Work order: In your copy, leave out the pictures and repeat every record exactly.

Data supplied:
Content starts

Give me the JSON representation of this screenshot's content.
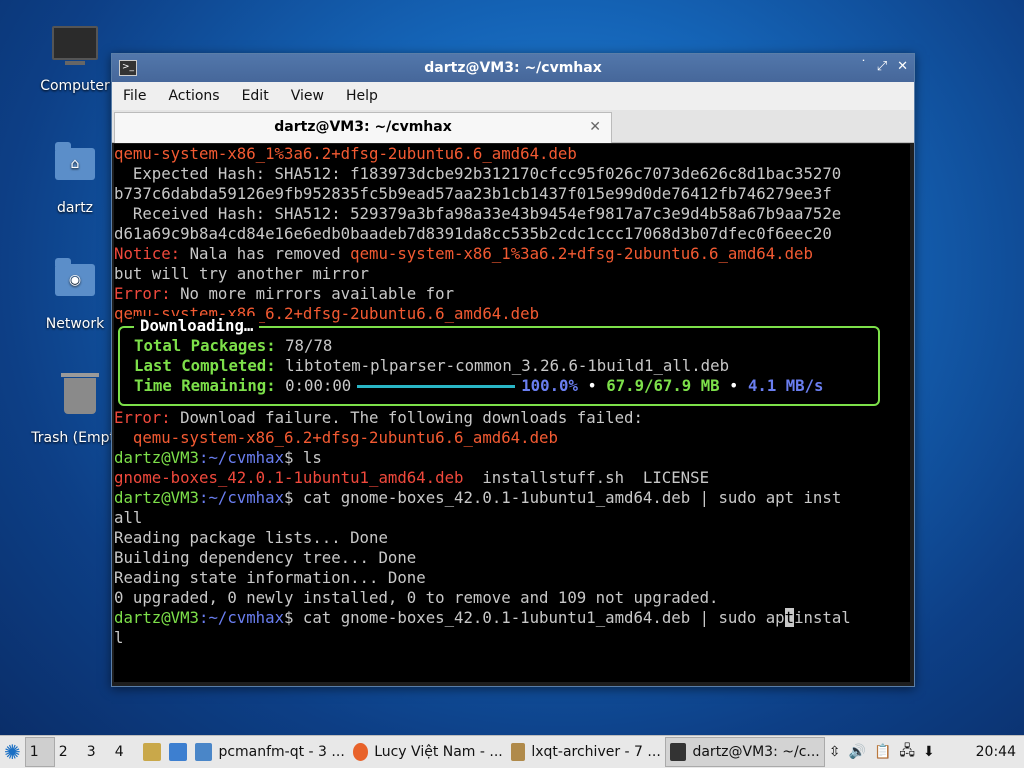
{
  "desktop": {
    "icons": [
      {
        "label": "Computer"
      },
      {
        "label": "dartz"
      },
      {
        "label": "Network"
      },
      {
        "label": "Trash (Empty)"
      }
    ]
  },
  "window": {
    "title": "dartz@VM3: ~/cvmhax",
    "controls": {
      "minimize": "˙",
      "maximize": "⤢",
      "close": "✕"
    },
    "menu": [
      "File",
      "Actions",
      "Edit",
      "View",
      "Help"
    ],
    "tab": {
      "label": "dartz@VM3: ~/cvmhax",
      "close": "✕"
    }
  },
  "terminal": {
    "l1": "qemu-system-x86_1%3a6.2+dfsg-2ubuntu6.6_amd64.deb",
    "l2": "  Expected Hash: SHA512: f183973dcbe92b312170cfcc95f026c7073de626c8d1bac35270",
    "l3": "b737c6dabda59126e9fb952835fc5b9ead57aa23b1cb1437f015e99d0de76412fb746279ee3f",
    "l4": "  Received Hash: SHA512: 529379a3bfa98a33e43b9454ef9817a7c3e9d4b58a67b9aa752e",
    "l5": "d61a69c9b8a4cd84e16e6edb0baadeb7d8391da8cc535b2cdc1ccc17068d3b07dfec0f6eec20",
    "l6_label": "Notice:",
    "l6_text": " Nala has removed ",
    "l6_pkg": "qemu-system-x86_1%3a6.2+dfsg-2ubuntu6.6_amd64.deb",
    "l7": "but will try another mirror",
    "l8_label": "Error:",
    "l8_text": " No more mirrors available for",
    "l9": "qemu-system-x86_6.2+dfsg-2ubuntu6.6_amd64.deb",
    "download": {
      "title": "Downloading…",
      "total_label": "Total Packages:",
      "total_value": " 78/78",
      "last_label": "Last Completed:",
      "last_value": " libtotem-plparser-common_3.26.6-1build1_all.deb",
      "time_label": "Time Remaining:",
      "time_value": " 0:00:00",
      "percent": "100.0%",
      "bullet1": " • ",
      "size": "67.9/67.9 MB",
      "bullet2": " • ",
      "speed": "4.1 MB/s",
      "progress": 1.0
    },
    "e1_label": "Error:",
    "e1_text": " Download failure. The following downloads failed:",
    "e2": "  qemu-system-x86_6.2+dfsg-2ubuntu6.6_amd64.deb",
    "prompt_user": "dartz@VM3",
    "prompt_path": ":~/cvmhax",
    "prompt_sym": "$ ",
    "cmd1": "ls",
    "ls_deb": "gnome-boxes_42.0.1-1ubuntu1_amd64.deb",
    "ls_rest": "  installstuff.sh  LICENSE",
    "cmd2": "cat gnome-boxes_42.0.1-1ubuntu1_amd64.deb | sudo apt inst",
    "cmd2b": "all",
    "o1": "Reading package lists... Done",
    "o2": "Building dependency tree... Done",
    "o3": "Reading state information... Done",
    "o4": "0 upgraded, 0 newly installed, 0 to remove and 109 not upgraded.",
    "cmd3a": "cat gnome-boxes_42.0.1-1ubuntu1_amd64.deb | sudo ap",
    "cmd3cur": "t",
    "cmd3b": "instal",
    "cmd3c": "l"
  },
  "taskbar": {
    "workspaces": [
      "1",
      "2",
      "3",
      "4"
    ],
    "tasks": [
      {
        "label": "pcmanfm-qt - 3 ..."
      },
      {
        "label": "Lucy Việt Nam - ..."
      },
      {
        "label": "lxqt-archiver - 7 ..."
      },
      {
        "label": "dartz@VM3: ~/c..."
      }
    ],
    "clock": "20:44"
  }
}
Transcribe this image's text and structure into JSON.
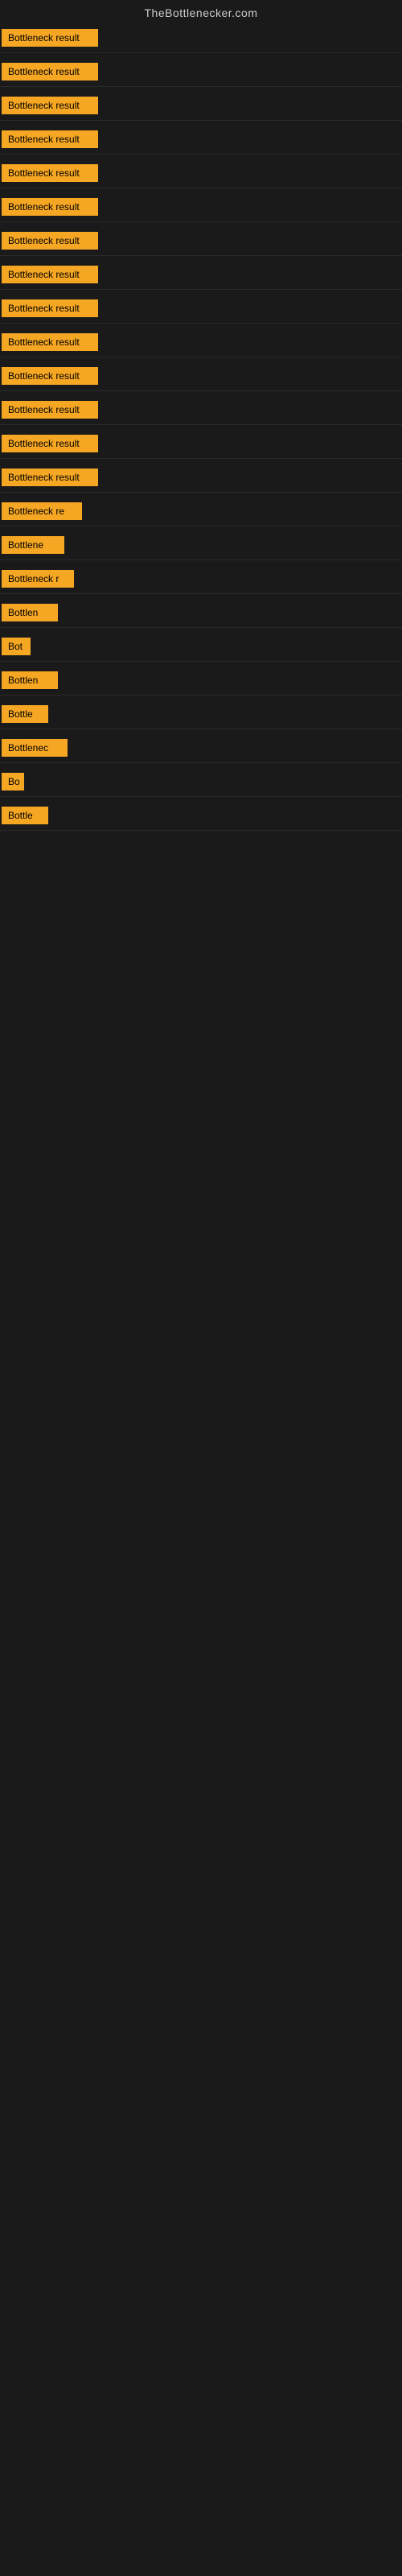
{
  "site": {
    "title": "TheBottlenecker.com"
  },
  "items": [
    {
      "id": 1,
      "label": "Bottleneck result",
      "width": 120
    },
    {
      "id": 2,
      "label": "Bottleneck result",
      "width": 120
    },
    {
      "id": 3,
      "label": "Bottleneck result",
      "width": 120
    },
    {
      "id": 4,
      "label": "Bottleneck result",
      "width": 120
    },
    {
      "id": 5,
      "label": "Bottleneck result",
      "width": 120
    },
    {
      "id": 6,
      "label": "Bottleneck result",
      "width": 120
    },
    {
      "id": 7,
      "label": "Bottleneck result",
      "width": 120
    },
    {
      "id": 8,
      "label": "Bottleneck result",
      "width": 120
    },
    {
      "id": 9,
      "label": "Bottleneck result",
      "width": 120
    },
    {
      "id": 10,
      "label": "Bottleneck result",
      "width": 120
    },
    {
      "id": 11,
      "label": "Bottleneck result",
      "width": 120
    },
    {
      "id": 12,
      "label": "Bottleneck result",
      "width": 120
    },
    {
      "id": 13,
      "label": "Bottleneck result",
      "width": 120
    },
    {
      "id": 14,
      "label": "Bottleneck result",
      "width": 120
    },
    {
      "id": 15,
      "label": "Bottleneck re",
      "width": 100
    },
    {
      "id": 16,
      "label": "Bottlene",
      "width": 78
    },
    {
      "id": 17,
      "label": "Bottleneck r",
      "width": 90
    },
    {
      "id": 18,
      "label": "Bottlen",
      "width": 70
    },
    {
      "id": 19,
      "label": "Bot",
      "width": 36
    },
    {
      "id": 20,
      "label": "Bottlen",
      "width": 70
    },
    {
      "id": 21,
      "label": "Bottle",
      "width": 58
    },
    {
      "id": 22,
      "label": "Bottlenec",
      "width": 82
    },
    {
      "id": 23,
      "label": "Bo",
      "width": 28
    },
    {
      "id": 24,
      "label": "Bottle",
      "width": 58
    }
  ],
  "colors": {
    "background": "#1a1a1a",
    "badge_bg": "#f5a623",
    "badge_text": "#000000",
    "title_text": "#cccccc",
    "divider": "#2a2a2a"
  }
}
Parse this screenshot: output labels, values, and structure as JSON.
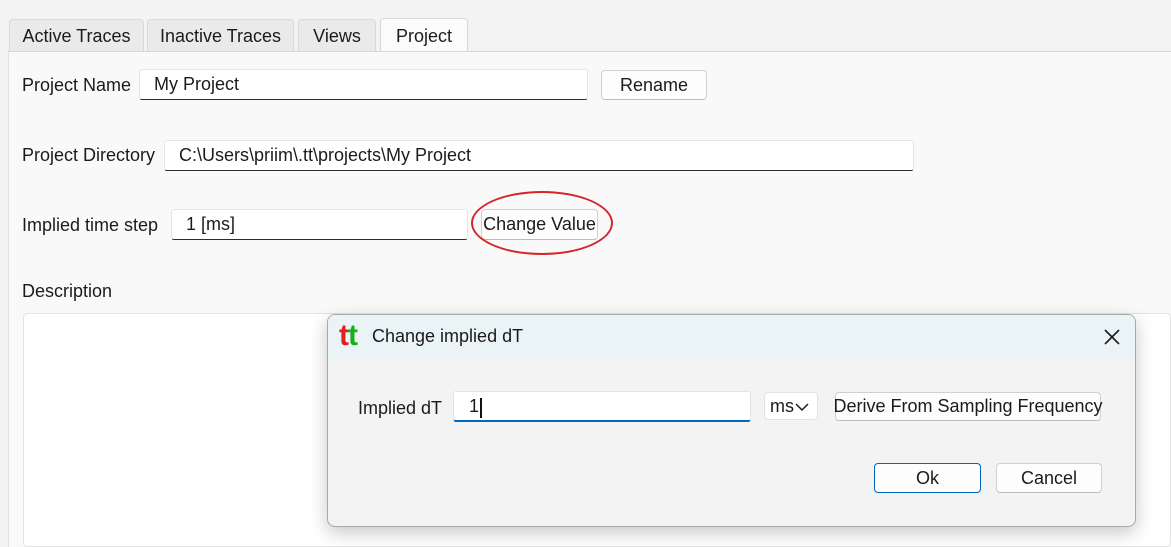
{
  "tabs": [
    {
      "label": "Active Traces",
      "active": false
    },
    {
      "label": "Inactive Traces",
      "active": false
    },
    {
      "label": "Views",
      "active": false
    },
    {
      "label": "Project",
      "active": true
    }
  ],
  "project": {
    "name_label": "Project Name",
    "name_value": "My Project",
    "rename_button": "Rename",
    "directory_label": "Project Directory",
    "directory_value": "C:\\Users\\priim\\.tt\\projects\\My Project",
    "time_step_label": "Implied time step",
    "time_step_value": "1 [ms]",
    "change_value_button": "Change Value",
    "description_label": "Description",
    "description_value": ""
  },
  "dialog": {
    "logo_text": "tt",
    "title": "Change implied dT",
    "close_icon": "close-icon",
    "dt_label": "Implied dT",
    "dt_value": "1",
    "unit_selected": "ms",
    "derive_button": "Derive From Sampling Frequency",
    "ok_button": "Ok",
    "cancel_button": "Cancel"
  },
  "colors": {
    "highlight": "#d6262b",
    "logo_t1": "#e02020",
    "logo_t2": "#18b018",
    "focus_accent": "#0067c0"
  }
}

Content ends

Output for this exercise:
Give me the JSON representation of this screenshot's content.
{
  "desktop": {
    "icons": [
      {
        "label": "Computer"
      },
      {
        "label": "dartz"
      },
      {
        "label": "Network"
      },
      {
        "label": "Trash (Empty)"
      }
    ]
  },
  "window": {
    "title": "dartz@VM3: ~/cvmhax",
    "controls": {
      "minimize": "˙",
      "maximize": "⤢",
      "close": "✕"
    },
    "menu": [
      "File",
      "Actions",
      "Edit",
      "View",
      "Help"
    ],
    "tab": {
      "label": "dartz@VM3: ~/cvmhax",
      "close": "✕"
    }
  },
  "terminal": {
    "l1": "qemu-system-x86_1%3a6.2+dfsg-2ubuntu6.6_amd64.deb",
    "l2": "  Expected Hash: SHA512: f183973dcbe92b312170cfcc95f026c7073de626c8d1bac35270",
    "l3": "b737c6dabda59126e9fb952835fc5b9ead57aa23b1cb1437f015e99d0de76412fb746279ee3f",
    "l4": "  Received Hash: SHA512: 529379a3bfa98a33e43b9454ef9817a7c3e9d4b58a67b9aa752e",
    "l5": "d61a69c9b8a4cd84e16e6edb0baadeb7d8391da8cc535b2cdc1ccc17068d3b07dfec0f6eec20",
    "l6_label": "Notice:",
    "l6_text": " Nala has removed ",
    "l6_pkg": "qemu-system-x86_1%3a6.2+dfsg-2ubuntu6.6_amd64.deb",
    "l7": "but will try another mirror",
    "l8_label": "Error:",
    "l8_text": " No more mirrors available for",
    "l9": "qemu-system-x86_6.2+dfsg-2ubuntu6.6_amd64.deb",
    "download": {
      "title": "Downloading…",
      "total_label": "Total Packages:",
      "total_value": " 78/78",
      "last_label": "Last Completed:",
      "last_value": " libtotem-plparser-common_3.26.6-1build1_all.deb",
      "time_label": "Time Remaining:",
      "time_value": " 0:00:00",
      "percent": "100.0%",
      "bullet1": " • ",
      "size": "67.9/67.9 MB",
      "bullet2": " • ",
      "speed": "4.1 MB/s",
      "progress": 1.0
    },
    "e1_label": "Error:",
    "e1_text": " Download failure. The following downloads failed:",
    "e2": "  qemu-system-x86_6.2+dfsg-2ubuntu6.6_amd64.deb",
    "prompt_user": "dartz@VM3",
    "prompt_path": ":~/cvmhax",
    "prompt_sym": "$ ",
    "cmd1": "ls",
    "ls_deb": "gnome-boxes_42.0.1-1ubuntu1_amd64.deb",
    "ls_rest": "  installstuff.sh  LICENSE",
    "cmd2": "cat gnome-boxes_42.0.1-1ubuntu1_amd64.deb | sudo apt inst",
    "cmd2b": "all",
    "o1": "Reading package lists... Done",
    "o2": "Building dependency tree... Done",
    "o3": "Reading state information... Done",
    "o4": "0 upgraded, 0 newly installed, 0 to remove and 109 not upgraded.",
    "cmd3a": "cat gnome-boxes_42.0.1-1ubuntu1_amd64.deb | sudo ap",
    "cmd3cur": "t",
    "cmd3b": "instal",
    "cmd3c": "l"
  },
  "taskbar": {
    "workspaces": [
      "1",
      "2",
      "3",
      "4"
    ],
    "tasks": [
      {
        "label": "pcmanfm-qt - 3 ..."
      },
      {
        "label": "Lucy Việt Nam - ..."
      },
      {
        "label": "lxqt-archiver - 7 ..."
      },
      {
        "label": "dartz@VM3: ~/c..."
      }
    ],
    "clock": "20:44"
  }
}
Transcribe this image's text and structure into JSON.
{
  "site": {
    "title": "TheBottlenecker.com"
  },
  "items": [
    {
      "id": 1,
      "label": "Bottleneck result",
      "width": 120
    },
    {
      "id": 2,
      "label": "Bottleneck result",
      "width": 120
    },
    {
      "id": 3,
      "label": "Bottleneck result",
      "width": 120
    },
    {
      "id": 4,
      "label": "Bottleneck result",
      "width": 120
    },
    {
      "id": 5,
      "label": "Bottleneck result",
      "width": 120
    },
    {
      "id": 6,
      "label": "Bottleneck result",
      "width": 120
    },
    {
      "id": 7,
      "label": "Bottleneck result",
      "width": 120
    },
    {
      "id": 8,
      "label": "Bottleneck result",
      "width": 120
    },
    {
      "id": 9,
      "label": "Bottleneck result",
      "width": 120
    },
    {
      "id": 10,
      "label": "Bottleneck result",
      "width": 120
    },
    {
      "id": 11,
      "label": "Bottleneck result",
      "width": 120
    },
    {
      "id": 12,
      "label": "Bottleneck result",
      "width": 120
    },
    {
      "id": 13,
      "label": "Bottleneck result",
      "width": 120
    },
    {
      "id": 14,
      "label": "Bottleneck result",
      "width": 120
    },
    {
      "id": 15,
      "label": "Bottleneck re",
      "width": 100
    },
    {
      "id": 16,
      "label": "Bottlene",
      "width": 78
    },
    {
      "id": 17,
      "label": "Bottleneck r",
      "width": 90
    },
    {
      "id": 18,
      "label": "Bottlen",
      "width": 70
    },
    {
      "id": 19,
      "label": "Bot",
      "width": 36
    },
    {
      "id": 20,
      "label": "Bottlen",
      "width": 70
    },
    {
      "id": 21,
      "label": "Bottle",
      "width": 58
    },
    {
      "id": 22,
      "label": "Bottlenec",
      "width": 82
    },
    {
      "id": 23,
      "label": "Bo",
      "width": 28
    },
    {
      "id": 24,
      "label": "Bottle",
      "width": 58
    }
  ],
  "colors": {
    "background": "#1a1a1a",
    "badge_bg": "#f5a623",
    "badge_text": "#000000",
    "title_text": "#cccccc",
    "divider": "#2a2a2a"
  }
}
Parse this screenshot: output labels, values, and structure as JSON.
{
  "tabs": [
    {
      "label": "Active Traces",
      "active": false
    },
    {
      "label": "Inactive Traces",
      "active": false
    },
    {
      "label": "Views",
      "active": false
    },
    {
      "label": "Project",
      "active": true
    }
  ],
  "project": {
    "name_label": "Project Name",
    "name_value": "My Project",
    "rename_button": "Rename",
    "directory_label": "Project Directory",
    "directory_value": "C:\\Users\\priim\\.tt\\projects\\My Project",
    "time_step_label": "Implied time step",
    "time_step_value": "1 [ms]",
    "change_value_button": "Change Value",
    "description_label": "Description",
    "description_value": ""
  },
  "dialog": {
    "logo_text": "tt",
    "title": "Change implied dT",
    "close_icon": "close-icon",
    "dt_label": "Implied dT",
    "dt_value": "1",
    "unit_selected": "ms",
    "derive_button": "Derive From Sampling Frequency",
    "ok_button": "Ok",
    "cancel_button": "Cancel"
  },
  "colors": {
    "highlight": "#d6262b",
    "logo_t1": "#e02020",
    "logo_t2": "#18b018",
    "focus_accent": "#0067c0"
  }
}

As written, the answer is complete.